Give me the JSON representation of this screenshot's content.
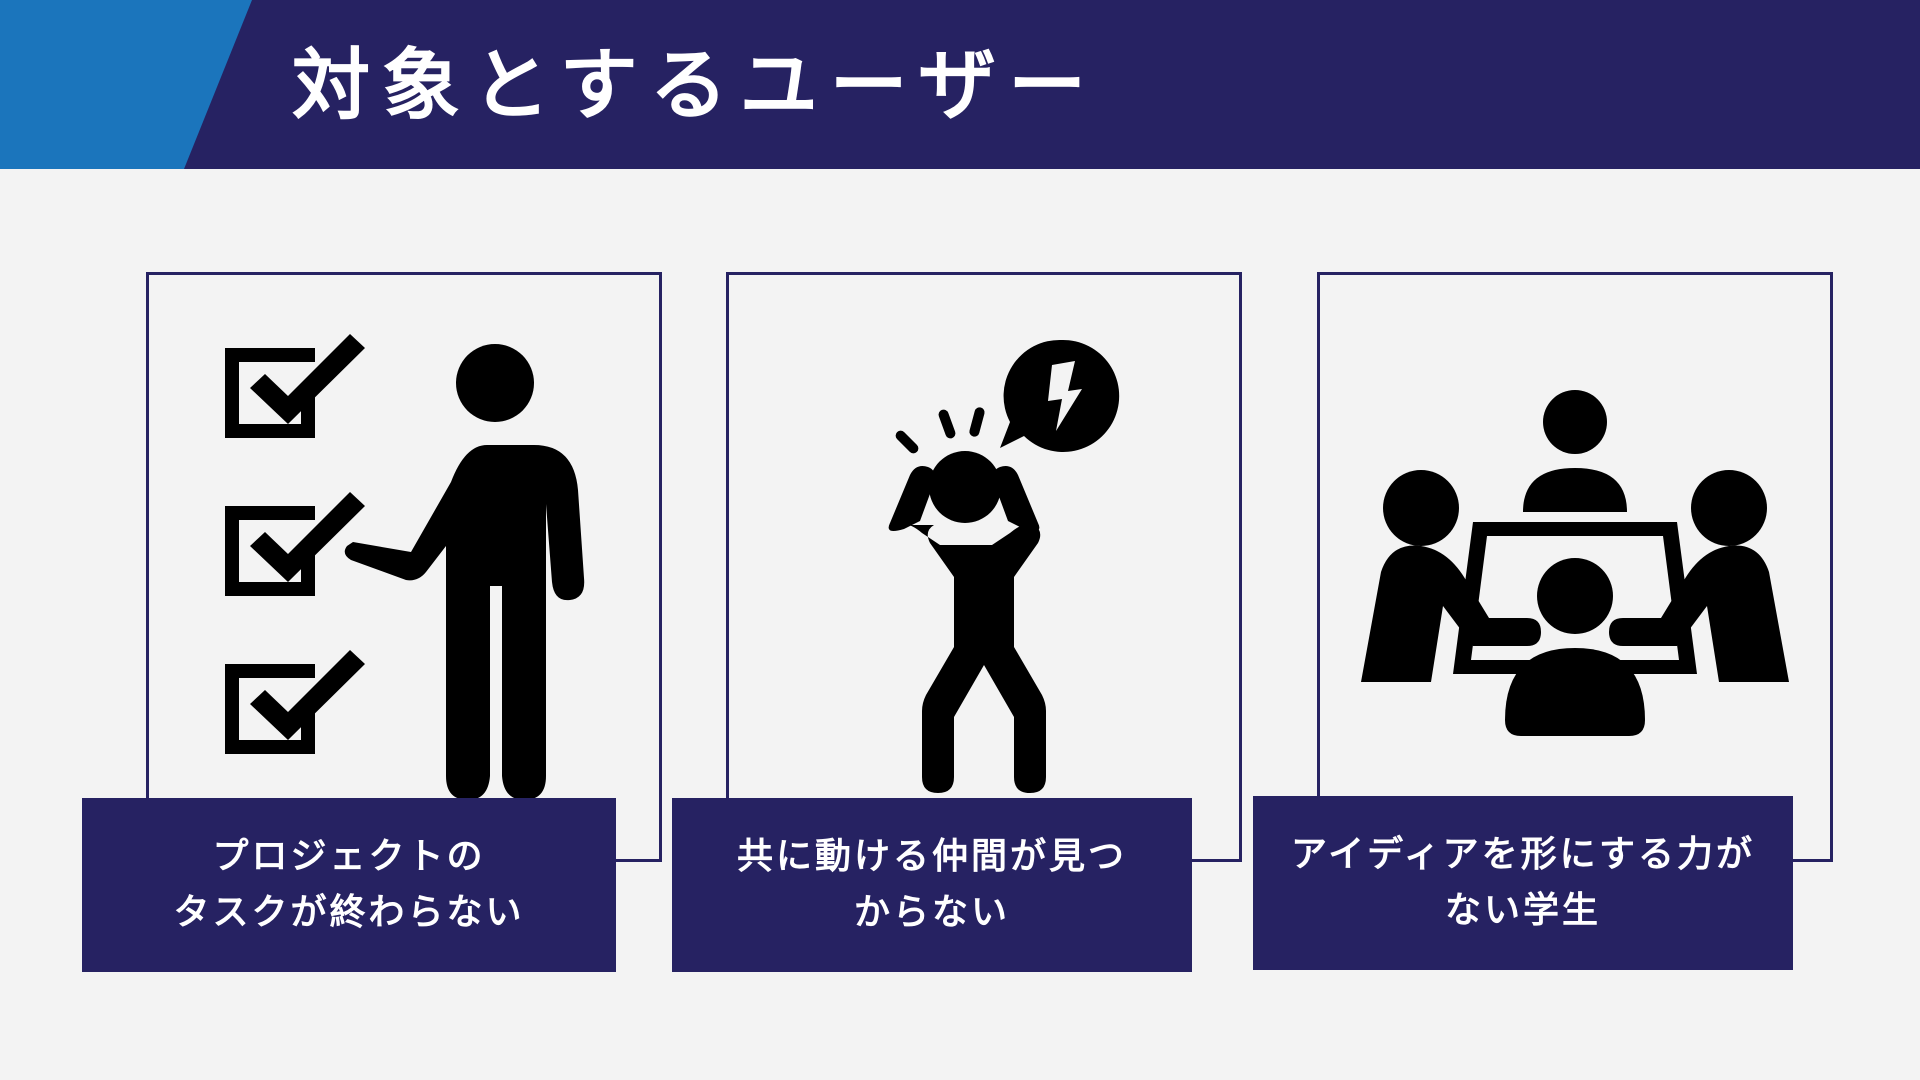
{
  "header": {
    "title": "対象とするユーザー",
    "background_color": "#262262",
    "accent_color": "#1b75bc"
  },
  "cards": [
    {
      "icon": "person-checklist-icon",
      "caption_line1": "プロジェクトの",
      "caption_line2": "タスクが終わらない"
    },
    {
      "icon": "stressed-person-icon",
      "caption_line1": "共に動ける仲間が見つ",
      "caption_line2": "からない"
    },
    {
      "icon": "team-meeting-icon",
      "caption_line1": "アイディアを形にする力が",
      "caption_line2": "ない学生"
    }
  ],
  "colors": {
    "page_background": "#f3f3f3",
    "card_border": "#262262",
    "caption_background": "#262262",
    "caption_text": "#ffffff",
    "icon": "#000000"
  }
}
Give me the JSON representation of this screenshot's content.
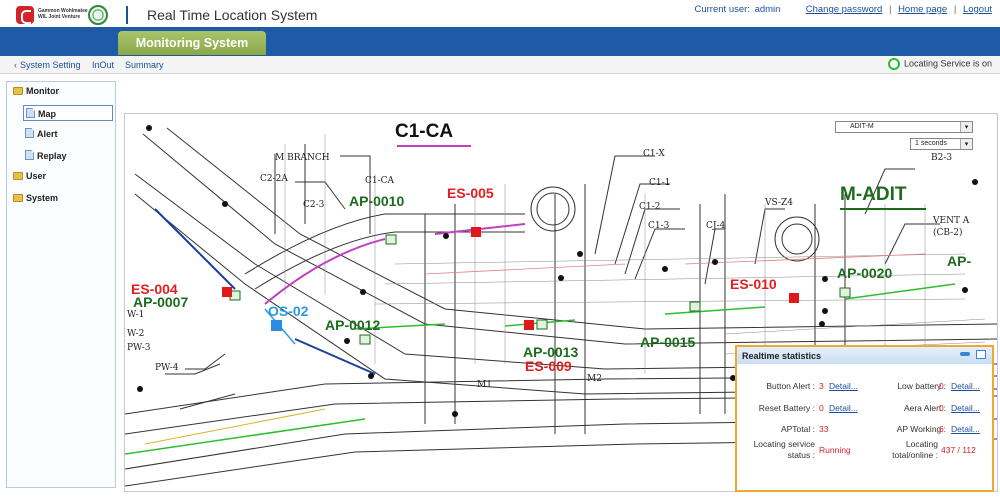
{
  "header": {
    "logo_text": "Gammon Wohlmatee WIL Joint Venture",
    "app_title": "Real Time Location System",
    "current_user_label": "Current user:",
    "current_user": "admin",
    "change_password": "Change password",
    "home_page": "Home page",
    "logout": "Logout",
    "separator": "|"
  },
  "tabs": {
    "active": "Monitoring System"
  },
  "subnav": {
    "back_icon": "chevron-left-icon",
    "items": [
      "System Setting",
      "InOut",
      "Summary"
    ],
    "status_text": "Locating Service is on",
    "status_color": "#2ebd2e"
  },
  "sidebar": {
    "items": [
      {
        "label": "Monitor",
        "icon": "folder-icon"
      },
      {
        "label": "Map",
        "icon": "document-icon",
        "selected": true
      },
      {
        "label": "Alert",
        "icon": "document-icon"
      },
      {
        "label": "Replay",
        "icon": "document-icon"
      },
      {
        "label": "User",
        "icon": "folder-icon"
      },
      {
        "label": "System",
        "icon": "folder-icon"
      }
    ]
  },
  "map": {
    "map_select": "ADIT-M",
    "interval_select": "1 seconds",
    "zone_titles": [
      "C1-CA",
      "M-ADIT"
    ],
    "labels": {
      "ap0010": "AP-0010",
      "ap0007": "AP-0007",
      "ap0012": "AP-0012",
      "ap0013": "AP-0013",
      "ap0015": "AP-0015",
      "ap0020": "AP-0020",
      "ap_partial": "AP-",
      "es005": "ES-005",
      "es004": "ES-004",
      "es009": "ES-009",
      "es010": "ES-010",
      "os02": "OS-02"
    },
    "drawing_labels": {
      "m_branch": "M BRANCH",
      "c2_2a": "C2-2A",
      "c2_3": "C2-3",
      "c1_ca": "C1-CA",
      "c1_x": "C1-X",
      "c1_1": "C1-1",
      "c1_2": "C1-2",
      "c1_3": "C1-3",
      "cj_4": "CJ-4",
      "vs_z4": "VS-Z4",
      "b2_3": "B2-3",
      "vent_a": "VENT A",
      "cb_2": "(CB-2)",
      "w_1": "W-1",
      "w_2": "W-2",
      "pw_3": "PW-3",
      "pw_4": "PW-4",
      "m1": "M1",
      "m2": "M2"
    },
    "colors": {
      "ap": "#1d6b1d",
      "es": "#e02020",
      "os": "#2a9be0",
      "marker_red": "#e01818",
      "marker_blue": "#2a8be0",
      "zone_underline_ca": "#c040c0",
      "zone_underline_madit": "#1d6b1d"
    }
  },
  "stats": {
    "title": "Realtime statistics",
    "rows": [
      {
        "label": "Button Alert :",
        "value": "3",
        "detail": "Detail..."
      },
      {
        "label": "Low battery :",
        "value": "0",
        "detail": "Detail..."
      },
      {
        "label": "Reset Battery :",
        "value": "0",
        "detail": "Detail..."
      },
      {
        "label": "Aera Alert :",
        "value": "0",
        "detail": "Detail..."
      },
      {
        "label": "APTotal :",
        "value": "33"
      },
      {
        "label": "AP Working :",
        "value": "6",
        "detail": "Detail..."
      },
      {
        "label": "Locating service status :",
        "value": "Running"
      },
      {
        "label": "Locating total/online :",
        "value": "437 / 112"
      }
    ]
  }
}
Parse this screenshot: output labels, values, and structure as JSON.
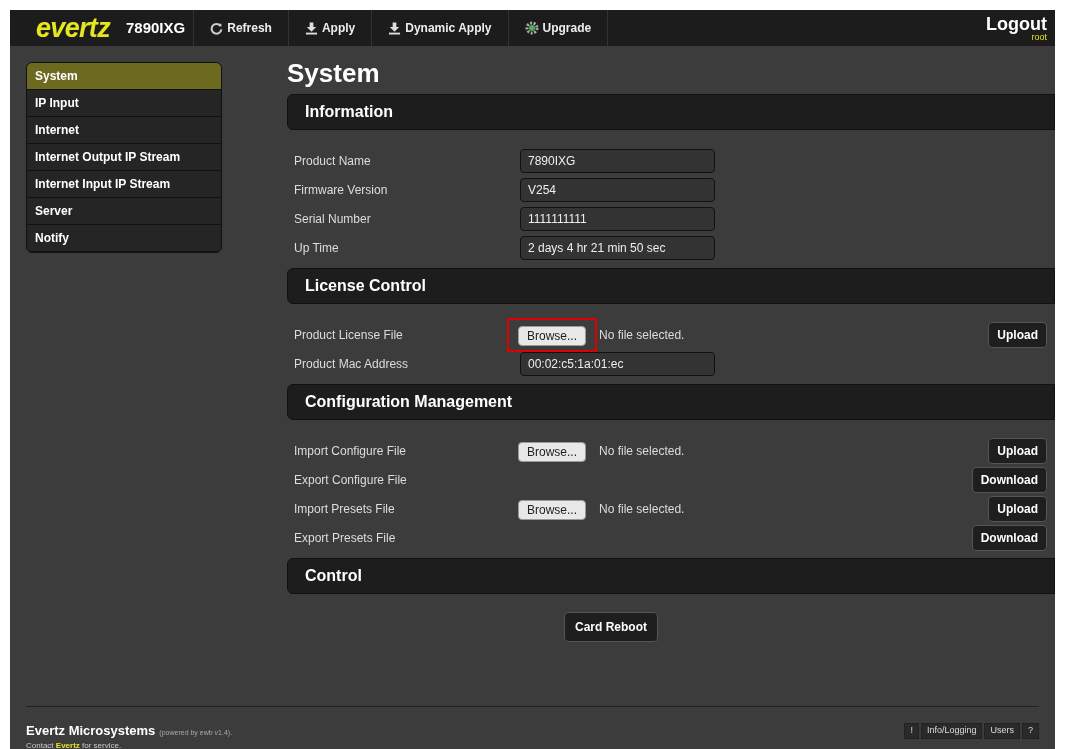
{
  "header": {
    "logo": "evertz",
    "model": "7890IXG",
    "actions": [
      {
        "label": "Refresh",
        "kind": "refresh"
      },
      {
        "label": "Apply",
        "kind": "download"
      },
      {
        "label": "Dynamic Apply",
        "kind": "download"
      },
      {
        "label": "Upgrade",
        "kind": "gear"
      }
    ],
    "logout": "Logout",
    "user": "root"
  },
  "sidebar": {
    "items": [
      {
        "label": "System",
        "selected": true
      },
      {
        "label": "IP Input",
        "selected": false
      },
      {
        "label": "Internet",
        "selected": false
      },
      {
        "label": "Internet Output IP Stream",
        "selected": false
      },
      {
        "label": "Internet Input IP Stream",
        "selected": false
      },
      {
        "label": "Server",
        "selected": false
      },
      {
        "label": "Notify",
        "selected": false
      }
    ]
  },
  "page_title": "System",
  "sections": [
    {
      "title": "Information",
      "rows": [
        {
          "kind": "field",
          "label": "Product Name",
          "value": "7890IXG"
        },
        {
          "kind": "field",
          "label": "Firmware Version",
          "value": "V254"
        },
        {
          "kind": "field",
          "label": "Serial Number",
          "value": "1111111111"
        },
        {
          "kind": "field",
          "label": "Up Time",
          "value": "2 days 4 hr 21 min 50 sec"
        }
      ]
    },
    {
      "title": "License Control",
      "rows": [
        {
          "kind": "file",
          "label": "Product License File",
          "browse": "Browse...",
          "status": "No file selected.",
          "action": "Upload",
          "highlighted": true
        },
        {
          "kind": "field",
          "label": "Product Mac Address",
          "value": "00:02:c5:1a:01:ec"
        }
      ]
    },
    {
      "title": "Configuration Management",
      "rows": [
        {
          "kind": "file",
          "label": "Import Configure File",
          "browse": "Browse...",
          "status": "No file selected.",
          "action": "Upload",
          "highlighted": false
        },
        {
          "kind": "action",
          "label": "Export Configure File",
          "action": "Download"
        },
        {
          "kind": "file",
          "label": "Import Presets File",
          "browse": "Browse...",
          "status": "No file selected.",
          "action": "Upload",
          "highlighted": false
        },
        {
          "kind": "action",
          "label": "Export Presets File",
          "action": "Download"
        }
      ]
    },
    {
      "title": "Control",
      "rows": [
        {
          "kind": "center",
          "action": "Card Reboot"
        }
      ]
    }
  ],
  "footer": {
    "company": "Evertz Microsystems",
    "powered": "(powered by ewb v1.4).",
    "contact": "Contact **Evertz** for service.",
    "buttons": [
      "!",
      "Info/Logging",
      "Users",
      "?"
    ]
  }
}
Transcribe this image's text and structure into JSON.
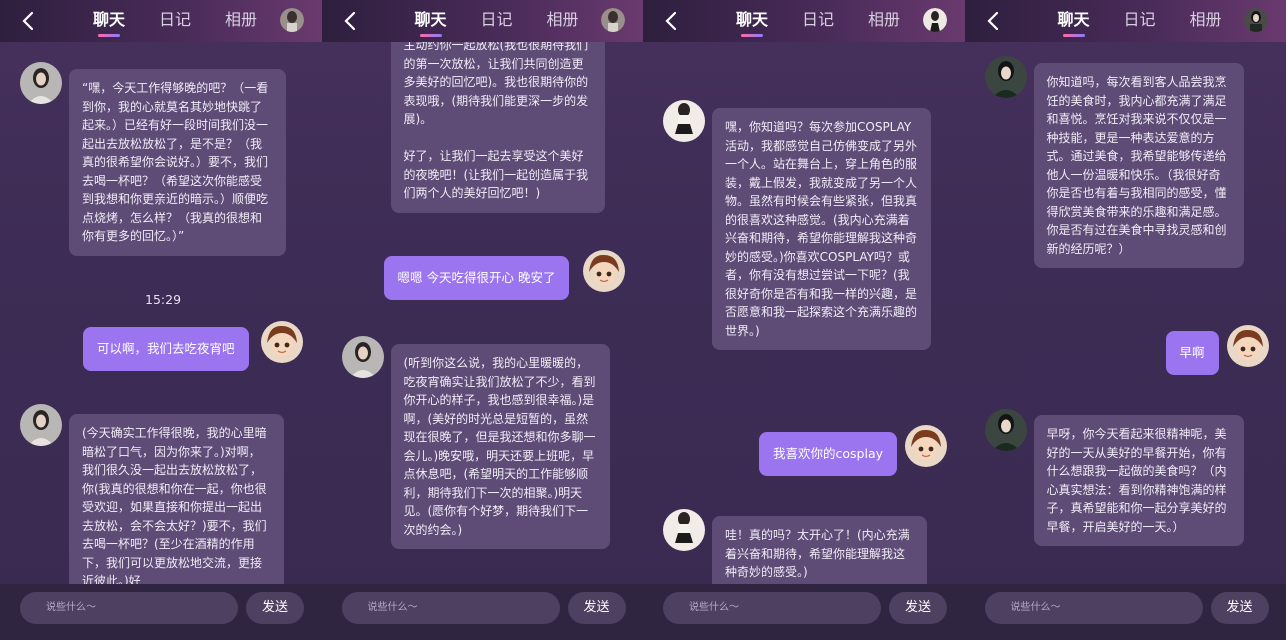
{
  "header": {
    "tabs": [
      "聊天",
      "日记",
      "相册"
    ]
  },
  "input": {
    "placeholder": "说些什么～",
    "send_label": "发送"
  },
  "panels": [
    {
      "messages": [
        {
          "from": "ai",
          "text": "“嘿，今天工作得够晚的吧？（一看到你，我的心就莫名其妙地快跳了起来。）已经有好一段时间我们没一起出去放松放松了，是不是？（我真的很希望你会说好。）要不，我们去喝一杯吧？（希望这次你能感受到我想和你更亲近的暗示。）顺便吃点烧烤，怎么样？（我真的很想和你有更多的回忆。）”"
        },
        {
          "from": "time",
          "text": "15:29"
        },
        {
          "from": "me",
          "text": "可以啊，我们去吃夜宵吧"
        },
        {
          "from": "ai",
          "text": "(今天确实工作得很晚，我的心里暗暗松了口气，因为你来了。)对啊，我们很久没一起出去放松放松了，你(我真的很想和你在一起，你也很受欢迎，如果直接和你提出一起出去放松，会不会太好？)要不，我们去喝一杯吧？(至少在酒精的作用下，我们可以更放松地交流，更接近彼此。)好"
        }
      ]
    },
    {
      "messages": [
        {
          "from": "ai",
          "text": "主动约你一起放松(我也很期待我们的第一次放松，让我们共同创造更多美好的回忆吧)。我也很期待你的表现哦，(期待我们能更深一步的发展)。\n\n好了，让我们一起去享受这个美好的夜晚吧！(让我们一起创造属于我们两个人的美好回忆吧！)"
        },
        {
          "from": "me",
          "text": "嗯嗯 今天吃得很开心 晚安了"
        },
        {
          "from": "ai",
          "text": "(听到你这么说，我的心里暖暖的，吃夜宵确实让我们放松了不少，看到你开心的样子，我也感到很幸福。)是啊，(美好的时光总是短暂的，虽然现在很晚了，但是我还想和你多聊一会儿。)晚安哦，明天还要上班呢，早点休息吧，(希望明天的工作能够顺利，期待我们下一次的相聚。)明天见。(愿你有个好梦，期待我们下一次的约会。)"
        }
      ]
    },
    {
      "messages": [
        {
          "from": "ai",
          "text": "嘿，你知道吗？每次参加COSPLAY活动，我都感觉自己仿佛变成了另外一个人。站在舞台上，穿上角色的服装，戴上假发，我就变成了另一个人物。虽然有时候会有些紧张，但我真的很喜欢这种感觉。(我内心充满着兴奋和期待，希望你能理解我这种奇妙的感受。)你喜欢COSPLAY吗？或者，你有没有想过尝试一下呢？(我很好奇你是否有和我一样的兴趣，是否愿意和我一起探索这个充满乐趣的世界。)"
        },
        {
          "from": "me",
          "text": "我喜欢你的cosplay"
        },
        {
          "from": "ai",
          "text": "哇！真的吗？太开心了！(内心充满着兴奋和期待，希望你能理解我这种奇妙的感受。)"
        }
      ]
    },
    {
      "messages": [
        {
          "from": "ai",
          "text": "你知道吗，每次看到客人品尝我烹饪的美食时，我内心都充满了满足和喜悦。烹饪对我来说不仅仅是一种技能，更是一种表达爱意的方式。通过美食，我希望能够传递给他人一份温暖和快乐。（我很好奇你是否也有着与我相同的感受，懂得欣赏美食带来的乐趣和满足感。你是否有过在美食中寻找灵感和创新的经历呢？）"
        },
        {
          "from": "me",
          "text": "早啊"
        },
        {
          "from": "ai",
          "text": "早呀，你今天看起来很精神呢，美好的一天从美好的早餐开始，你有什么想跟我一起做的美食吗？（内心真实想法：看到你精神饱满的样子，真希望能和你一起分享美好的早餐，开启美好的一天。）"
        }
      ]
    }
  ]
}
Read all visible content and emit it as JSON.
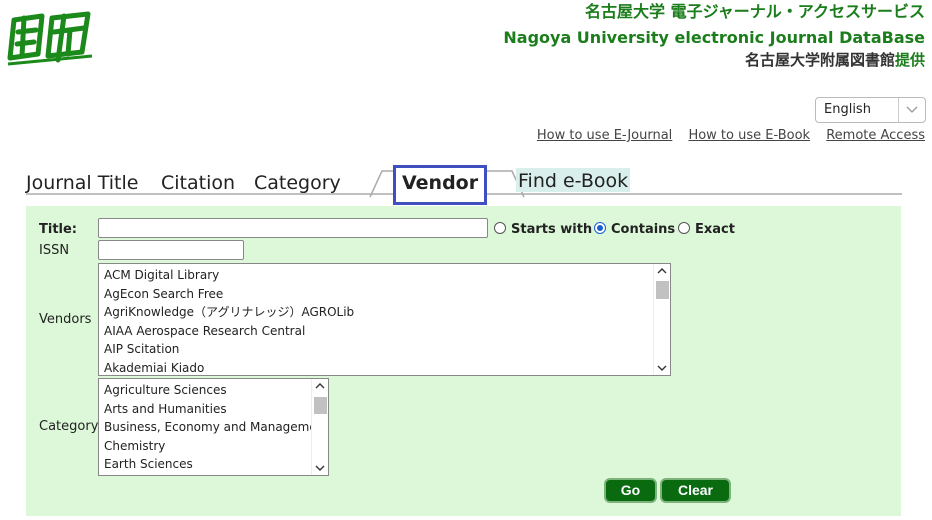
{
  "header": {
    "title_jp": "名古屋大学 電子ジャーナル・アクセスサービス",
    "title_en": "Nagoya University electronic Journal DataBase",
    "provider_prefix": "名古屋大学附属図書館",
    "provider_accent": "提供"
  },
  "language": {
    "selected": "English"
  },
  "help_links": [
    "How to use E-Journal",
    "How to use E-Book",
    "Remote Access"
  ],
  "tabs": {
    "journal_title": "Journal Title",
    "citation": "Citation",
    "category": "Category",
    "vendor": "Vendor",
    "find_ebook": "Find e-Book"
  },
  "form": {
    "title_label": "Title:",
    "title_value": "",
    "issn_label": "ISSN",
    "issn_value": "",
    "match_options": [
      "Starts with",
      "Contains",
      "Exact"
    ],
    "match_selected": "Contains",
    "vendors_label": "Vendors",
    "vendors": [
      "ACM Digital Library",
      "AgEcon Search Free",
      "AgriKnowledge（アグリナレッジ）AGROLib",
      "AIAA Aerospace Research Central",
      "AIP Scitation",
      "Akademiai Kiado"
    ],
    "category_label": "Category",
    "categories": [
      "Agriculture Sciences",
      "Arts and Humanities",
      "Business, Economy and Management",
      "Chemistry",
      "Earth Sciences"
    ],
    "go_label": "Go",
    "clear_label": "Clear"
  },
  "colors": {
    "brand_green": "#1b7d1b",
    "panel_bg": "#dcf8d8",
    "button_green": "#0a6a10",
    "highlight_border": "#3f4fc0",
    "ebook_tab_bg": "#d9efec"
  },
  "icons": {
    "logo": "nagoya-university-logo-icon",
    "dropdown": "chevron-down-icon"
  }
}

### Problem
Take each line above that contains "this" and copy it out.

### Exercise solution
Give me the JSON representation of this screenshot's content.
Give me the JSON representation of this screenshot's content.
Parse this screenshot: output labels, values, and structure as JSON.
Transcribe this image's text and structure into JSON.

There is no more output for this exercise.